If the existing provisions of Crimes Act 85ZE (1)(b) have proven to be inadequate in dealing with offensive spam sent by Australian spammers, relevant information in that regard should be publicly provided to inform debate on any proposed related changes to either the Broadcasting Services Act or the Crimes Act.
In relation to offensive content, we note page 5 of the NOIE report states:
"I have kids and like many parents, I find I have to clear my inbox before I let my kids go online. To have 10 year old kids see the sort of porn we see every day is sub-optimal. - Justin Milne, CEO OzEmail"
If Mr Milne made that comment as reported in The Australian IT, EFA finds it astounding that the CEO of one of Australia's largest ISPs either does not have adequate computer knowledge to be able to, or has not bothered to, better organise and manage his "kids" access to the Internet.
In relation to Recommendation 12 of the NOIE Report:
12. The Government should consider anti-spam legislative options in further detail, consulting with all interested parties, and focussing at this stage on [Options (A), (B) and (C)]"
we comment as follows.
Option A: "An outright prohibition on the sending of unsolicited bulk electronic messaging"
EFA considers Option (A) merits further consideration and consultation with all interested parties. While EFA supports, in principle, development of new legislation outlawing "spamming", we have significant concerns about the potential effectiveness and unintended consequences of any such legislation.

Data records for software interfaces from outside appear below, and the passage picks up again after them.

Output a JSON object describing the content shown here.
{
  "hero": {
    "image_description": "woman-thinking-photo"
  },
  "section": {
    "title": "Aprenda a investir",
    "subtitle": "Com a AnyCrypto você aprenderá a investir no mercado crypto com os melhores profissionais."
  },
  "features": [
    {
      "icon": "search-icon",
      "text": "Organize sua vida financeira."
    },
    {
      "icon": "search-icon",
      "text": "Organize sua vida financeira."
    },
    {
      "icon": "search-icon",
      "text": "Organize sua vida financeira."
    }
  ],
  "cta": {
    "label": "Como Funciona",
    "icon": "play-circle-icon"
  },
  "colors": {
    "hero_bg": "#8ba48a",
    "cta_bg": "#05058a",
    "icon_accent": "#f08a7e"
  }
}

Consideration of such an option should, among many other things, carefully address:
- definition of any term such as "unsolicited bulk electronic messaging" in a manner that appropriately balances individuals' "right" to privacy and their "right" to freedom to communicate, so that undesirable and unintended consequences do not arise as a result of ill-considered legislative drafting.

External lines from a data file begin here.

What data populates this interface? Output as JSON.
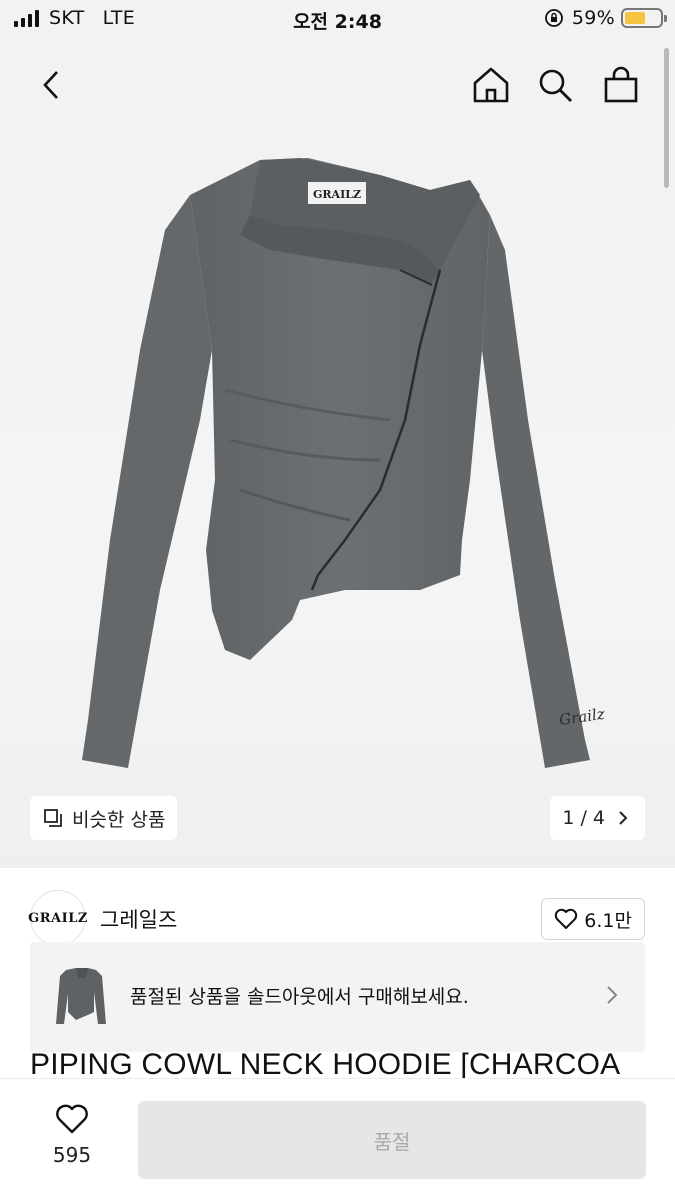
{
  "status_bar": {
    "carrier": "SKT",
    "network": "LTE",
    "time": "오전 2:48",
    "battery_percent": "59%",
    "battery_level": 0.59,
    "battery_color": "#f5c542"
  },
  "nav": {
    "back_icon": "chevron-left-icon",
    "home_icon": "home-icon",
    "search_icon": "search-icon",
    "cart_icon": "shopping-bag-icon"
  },
  "product_image": {
    "tag_text": "GRAILZ",
    "sleeve_text": "Grailz",
    "garment_color": "#676b6d"
  },
  "similar_button": {
    "label": "비슷한 상품",
    "icon": "similar-items-icon"
  },
  "pager": {
    "text": "1 / 4"
  },
  "seller": {
    "logo_text": "GRAILZ",
    "name": "그레일즈",
    "likes": "6.1만"
  },
  "soldout_banner": {
    "text": "품절된 상품을 솔드아웃에서 구매해보세요."
  },
  "product": {
    "title": "PIPING COWL NECK HOODIE [CHARCOA"
  },
  "bottom_bar": {
    "wish_count": "595",
    "buy_label": "품절"
  }
}
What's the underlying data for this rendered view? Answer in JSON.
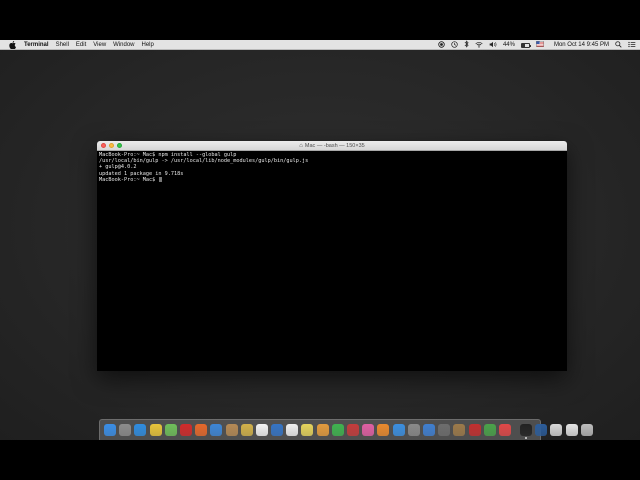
{
  "menubar": {
    "app_name": "Terminal",
    "menus": [
      "Shell",
      "Edit",
      "View",
      "Window",
      "Help"
    ],
    "battery_percent": "44%",
    "battery_level": 0.44,
    "datetime": "Mon Oct 14  9:45 PM"
  },
  "window": {
    "title": "Mac — -bash — 150×35",
    "lines": [
      "MacBook-Pro:~ Mac$ npm install --global gulp",
      "/usr/local/bin/gulp -> /usr/local/lib/node_modules/gulp/bin/gulp.js",
      "+ gulp@4.0.2",
      "updated 1 package in 9.718s",
      "MacBook-Pro:~ Mac$ "
    ]
  },
  "dock": {
    "icons": [
      {
        "name": "finder-icon",
        "color": "#3a8ee6"
      },
      {
        "name": "launchpad-icon",
        "color": "#8c8c8c"
      },
      {
        "name": "safari-icon",
        "color": "#2f8de0"
      },
      {
        "name": "chrome-icon",
        "color": "#e8c53a"
      },
      {
        "name": "maps-icon",
        "color": "#6fbf5a"
      },
      {
        "name": "opera-icon",
        "color": "#d12a2a"
      },
      {
        "name": "firefox-icon",
        "color": "#e6682a"
      },
      {
        "name": "mail-icon",
        "color": "#3d86d6"
      },
      {
        "name": "contacts-icon",
        "color": "#b58a55"
      },
      {
        "name": "notes-icon",
        "color": "#d1b14a"
      },
      {
        "name": "calendar-icon",
        "color": "#f2f2f2"
      },
      {
        "name": "no-sign-icon",
        "color": "#3574c4"
      },
      {
        "name": "reminders-icon",
        "color": "#f0f0f0"
      },
      {
        "name": "stickies-icon",
        "color": "#e5d35c"
      },
      {
        "name": "photos-icon",
        "color": "#e39b3d"
      },
      {
        "name": "facetime-icon",
        "color": "#3fb34f"
      },
      {
        "name": "photo-booth-icon",
        "color": "#c43c3c"
      },
      {
        "name": "itunes-icon",
        "color": "#e05fa3"
      },
      {
        "name": "ibooks-icon",
        "color": "#ea8a2d"
      },
      {
        "name": "app-store-icon",
        "color": "#3b8fe0"
      },
      {
        "name": "system-preferences-icon",
        "color": "#8a8a8a"
      },
      {
        "name": "xcode-icon",
        "color": "#3f7fd0"
      },
      {
        "name": "preview-icon",
        "color": "#6d6d6d"
      },
      {
        "name": "image-capture-icon",
        "color": "#9c7a4a"
      },
      {
        "name": "flag-icon",
        "color": "#c22f2f"
      },
      {
        "name": "android-studio-icon",
        "color": "#4aa24a"
      },
      {
        "name": "red-app-icon",
        "color": "#e04848"
      }
    ],
    "right_icons": [
      {
        "name": "terminal-icon",
        "color": "#222222",
        "running": true
      },
      {
        "name": "quicktime-icon",
        "color": "#2c5d9a"
      },
      {
        "name": "downloads-folder-icon",
        "color": "#d8d8d8"
      },
      {
        "name": "documents-folder-icon",
        "color": "#e4e4e4"
      },
      {
        "name": "trash-icon",
        "color": "#bdbdbd"
      }
    ]
  }
}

- the potential for ordinary Internet users to be doubly victimised by spammers, who often use fake "from" addresses when sending their spam. Such an address may be and has been the real email address of an Internet user who has no association with the spammer nor knowledge of misuse of their email address. Such innocent Internet users usually receive a vast amount of vitriolic email from recipients of the spam that used their address without their permission or knowledge. Extreme care would need to be taken to ensure that any anti-spam legislation will not result in such victims of spammers facing prosecution.
EFA is of the view that amendments to the Privacy Act as mentioned earlier herein would result in major reduction in the amount of spam Australian Internet users receive from Australian based spammers without the need to carefully define terms such as "unsolicited bulk electronic messaging" and with less potential for innocent individual victims of spammers to face legal prosecution.
Option B: "A requirement for greater transparency in the nature and origin of bulk electronic messaging"
EFA does not support option (B) in so far as "greater transparency in the nature" of messages is concerned. Laws requiring terms such as "ADV" in a subject line of spam merely legitimise the sending of spam. There would be merit in considering in detail whether new Australian "laws banning spoofing" could be effective in reducing spam. However, as any such law would have no effect on the sending of spam (without spoofing) that is currently specifically permitted under Australian law, EFA considers Option (B) is of lower priority for consideration.
Option C: "The creation of a new offence of using a carriage service to commit any Commonwealth offence."
Option (C) should not be further considered. It would not be directly applicable to sending spam unless sending spam was a Commonwealth offence. If sending spam was a Commonwealth offence, there would be no need to consider Option (C) in order to reduce spam.